» **Your task**: Look through the data below and work out how many lines hold "unnamed"; state only the number.

» **Given data**:

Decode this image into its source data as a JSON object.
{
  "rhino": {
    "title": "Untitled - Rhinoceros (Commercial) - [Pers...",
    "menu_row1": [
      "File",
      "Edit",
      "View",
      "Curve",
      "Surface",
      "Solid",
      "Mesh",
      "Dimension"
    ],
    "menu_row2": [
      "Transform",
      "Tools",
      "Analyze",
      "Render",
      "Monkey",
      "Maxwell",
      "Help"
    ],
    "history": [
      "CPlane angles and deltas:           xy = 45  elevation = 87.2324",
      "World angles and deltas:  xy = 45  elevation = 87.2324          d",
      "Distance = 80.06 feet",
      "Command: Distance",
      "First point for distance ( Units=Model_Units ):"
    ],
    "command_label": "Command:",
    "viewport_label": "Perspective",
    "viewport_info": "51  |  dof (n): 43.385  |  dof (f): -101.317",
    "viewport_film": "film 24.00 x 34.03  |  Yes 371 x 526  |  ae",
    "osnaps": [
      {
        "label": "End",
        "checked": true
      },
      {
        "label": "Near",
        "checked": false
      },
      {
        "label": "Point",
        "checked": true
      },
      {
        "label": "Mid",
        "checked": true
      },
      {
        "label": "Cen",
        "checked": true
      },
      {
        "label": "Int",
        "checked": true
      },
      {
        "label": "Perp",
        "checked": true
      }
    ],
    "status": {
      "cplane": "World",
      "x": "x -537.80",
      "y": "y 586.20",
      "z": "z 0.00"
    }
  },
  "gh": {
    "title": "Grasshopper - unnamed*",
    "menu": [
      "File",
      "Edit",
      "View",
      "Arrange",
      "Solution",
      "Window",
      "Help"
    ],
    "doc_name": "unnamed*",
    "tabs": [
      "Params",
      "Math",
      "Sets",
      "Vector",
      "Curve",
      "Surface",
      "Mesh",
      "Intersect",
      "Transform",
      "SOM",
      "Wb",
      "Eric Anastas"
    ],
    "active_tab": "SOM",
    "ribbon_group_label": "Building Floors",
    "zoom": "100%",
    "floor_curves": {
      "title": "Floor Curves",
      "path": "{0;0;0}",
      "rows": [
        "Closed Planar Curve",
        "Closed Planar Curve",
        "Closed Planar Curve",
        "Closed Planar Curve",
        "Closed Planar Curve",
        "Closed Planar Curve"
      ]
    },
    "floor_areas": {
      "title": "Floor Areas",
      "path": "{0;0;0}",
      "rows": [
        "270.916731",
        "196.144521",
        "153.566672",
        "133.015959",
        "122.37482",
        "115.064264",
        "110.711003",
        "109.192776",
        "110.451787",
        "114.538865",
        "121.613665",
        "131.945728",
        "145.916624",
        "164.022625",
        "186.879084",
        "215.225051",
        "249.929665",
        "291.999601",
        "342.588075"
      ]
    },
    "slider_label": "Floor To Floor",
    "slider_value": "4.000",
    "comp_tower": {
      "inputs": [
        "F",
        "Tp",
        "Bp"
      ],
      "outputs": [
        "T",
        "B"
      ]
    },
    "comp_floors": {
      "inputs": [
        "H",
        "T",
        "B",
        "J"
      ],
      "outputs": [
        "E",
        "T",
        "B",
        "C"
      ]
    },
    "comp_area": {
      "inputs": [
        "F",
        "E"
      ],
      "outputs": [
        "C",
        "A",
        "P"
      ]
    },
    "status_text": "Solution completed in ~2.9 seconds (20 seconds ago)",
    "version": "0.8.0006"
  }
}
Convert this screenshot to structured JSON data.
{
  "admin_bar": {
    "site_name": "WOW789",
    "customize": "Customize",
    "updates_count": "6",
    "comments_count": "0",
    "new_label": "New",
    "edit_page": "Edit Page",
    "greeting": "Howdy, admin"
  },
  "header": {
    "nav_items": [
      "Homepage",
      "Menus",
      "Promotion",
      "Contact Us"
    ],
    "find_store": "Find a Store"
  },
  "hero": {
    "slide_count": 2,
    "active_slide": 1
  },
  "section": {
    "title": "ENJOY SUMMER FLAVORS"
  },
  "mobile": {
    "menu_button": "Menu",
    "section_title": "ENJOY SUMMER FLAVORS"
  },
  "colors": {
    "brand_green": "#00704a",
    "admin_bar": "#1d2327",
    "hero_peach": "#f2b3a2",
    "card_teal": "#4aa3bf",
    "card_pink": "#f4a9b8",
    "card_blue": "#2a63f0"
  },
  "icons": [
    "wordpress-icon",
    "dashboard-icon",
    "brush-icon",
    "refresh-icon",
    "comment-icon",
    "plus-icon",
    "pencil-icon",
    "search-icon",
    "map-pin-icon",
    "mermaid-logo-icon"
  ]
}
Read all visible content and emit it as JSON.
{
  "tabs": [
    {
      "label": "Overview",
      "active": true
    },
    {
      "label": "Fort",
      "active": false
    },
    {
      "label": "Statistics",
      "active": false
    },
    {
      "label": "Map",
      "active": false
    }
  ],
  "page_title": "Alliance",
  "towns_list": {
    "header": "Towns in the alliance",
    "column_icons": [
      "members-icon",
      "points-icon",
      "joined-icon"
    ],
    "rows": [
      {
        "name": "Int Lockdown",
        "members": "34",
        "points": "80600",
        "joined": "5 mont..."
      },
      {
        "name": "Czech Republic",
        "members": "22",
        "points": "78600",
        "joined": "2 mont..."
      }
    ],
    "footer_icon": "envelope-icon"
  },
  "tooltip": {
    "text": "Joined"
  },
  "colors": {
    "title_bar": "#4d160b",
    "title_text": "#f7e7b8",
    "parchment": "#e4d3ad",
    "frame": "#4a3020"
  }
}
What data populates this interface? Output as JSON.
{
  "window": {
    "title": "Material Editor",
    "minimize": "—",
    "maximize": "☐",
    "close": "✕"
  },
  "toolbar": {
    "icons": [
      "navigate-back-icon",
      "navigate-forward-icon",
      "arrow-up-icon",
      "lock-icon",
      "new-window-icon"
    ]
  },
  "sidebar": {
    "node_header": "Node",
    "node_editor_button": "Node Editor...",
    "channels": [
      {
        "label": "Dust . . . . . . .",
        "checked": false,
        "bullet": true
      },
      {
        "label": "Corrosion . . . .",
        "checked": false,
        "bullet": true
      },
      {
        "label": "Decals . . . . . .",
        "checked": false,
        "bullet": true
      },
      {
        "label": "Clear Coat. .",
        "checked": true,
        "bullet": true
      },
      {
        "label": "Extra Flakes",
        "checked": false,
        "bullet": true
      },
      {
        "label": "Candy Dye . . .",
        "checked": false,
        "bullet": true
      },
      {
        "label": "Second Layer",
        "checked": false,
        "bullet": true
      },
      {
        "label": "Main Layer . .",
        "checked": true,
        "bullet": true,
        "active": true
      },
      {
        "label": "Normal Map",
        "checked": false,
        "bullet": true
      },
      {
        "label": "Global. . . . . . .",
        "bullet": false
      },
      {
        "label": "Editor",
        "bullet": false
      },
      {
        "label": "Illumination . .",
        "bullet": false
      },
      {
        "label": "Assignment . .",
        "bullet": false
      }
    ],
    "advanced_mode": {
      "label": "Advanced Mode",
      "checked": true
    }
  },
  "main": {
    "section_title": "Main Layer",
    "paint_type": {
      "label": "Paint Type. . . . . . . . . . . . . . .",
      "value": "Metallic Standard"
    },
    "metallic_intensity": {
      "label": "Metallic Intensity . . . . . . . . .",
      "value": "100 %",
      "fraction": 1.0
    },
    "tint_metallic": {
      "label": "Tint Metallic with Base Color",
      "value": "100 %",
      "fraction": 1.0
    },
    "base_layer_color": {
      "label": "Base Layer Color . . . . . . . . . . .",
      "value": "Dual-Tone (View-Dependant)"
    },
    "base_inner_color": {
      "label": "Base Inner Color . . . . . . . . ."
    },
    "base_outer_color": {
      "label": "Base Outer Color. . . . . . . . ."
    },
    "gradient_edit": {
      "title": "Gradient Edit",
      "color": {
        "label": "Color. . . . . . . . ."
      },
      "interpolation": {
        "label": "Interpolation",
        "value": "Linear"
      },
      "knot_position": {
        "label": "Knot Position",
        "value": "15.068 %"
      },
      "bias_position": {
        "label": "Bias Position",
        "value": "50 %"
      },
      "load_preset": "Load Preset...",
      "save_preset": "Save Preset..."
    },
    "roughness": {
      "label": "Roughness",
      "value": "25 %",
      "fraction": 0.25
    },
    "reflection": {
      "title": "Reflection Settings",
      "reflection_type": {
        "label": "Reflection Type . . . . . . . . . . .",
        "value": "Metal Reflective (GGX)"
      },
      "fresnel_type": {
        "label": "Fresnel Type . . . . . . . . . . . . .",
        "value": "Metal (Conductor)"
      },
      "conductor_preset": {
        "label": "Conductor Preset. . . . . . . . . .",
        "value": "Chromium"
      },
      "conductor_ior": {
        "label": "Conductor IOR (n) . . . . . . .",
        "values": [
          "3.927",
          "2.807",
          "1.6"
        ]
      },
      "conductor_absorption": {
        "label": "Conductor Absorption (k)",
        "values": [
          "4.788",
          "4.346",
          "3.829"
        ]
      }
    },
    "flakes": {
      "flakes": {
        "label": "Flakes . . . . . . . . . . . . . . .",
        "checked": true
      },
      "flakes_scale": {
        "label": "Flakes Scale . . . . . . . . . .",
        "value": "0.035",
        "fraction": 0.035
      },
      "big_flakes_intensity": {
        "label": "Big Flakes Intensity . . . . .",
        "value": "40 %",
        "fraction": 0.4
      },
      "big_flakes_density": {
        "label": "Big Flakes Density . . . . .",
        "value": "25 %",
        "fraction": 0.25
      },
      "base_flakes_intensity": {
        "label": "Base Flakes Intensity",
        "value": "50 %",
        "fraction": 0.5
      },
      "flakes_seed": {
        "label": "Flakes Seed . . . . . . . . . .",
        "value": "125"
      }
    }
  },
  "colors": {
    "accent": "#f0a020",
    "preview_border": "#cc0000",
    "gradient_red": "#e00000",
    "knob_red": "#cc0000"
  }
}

» **Output of the task**: 2